Because diisocyanates are highly toxic chemicals, you must reduce or eliminate exposures around your workplace. Here are some ways you can help do that:
- Provide personal protective equipment: Require skin and eye protection whenever diisocyanates are present.
- Ensure proper exhaust ventilation: Provide a booth or hood with a minimum face velocity of 100 feet per minute (fpm) whenever a urethane process is in use. Provide local exhaust ventilation during packaging operations using urethane foams.
- Take precautions when spraying: Perform any spraying of urethane paints, coatings, or foams in a spray booth. Provide spray painters with air-supplied respirators.
- Use proper storage containers: Design your storage plan for materials containing raw diisocyanates so it protects containers from heat and direct sunlight.

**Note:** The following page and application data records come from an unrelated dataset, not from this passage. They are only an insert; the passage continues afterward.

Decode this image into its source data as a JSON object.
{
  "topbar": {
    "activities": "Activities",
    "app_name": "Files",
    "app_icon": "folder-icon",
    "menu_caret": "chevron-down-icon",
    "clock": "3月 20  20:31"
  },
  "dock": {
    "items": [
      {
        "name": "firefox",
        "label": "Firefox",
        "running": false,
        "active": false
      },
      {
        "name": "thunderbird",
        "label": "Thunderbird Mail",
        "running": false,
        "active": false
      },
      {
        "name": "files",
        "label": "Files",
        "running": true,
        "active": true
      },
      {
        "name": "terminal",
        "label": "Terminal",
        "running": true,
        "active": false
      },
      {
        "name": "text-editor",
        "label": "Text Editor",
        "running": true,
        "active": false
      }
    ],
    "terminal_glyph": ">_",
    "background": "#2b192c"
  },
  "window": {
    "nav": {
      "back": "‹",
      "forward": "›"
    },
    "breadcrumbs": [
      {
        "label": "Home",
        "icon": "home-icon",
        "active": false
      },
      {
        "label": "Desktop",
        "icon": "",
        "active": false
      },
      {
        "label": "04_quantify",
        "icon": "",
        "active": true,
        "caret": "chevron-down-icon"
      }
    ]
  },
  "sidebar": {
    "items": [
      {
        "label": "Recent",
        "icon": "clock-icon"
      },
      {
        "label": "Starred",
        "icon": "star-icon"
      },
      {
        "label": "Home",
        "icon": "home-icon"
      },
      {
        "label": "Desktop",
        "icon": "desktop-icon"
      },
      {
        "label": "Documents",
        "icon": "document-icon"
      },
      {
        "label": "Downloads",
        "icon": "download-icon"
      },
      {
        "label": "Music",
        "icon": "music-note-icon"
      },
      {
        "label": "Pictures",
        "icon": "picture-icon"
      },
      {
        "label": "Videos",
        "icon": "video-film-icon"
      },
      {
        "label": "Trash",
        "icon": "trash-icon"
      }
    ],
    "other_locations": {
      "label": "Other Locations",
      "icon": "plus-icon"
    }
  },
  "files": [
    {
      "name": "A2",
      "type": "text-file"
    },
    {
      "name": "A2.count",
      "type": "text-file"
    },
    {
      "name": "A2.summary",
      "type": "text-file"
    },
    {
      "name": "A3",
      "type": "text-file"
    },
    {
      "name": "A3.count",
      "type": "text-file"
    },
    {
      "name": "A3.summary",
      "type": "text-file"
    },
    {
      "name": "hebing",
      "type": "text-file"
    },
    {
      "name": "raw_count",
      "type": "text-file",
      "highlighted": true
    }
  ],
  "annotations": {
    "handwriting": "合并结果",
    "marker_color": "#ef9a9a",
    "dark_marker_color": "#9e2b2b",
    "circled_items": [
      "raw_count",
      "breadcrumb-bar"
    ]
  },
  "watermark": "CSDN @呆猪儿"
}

You’ll also need to take precautions to keep diisocyanates away from bases and caustics, primary or secondary amines, acids or alcohols, and also water. Diisocyanates are very reactive if mixed with any of these and could release significant volumes of carbon dioxide into the air or even result in an explosion. If there’s a fire, you’ll need to explain the dangers to emergency personnel—including the possible release of hydrogen cyanide and carbon monoxide. The best way to put out a diisocyanate-supported fire is with a dry chemical powder, carbon dioxide, or foam. You should only use water if there’s a large supply available.
If diisocyanates spill in your workplace, evacuate the area to avoid exposing any employees. Remember to follow the containment and cleanup recommendations from the Safety Data Sheets (SDS).
Since diisocyanates are highly toxic, you should understand the exposure limits. In order to keep workers safe, follow the guidelines from OSHA and the American Conference of Governmental Industrial Hygienists. They’ve established these permissible exposure limits and threshold limit values for several diisocyanates:
By understanding the properties and hazards of diisocyanates, you can help make your workplace safer for both you and your employees.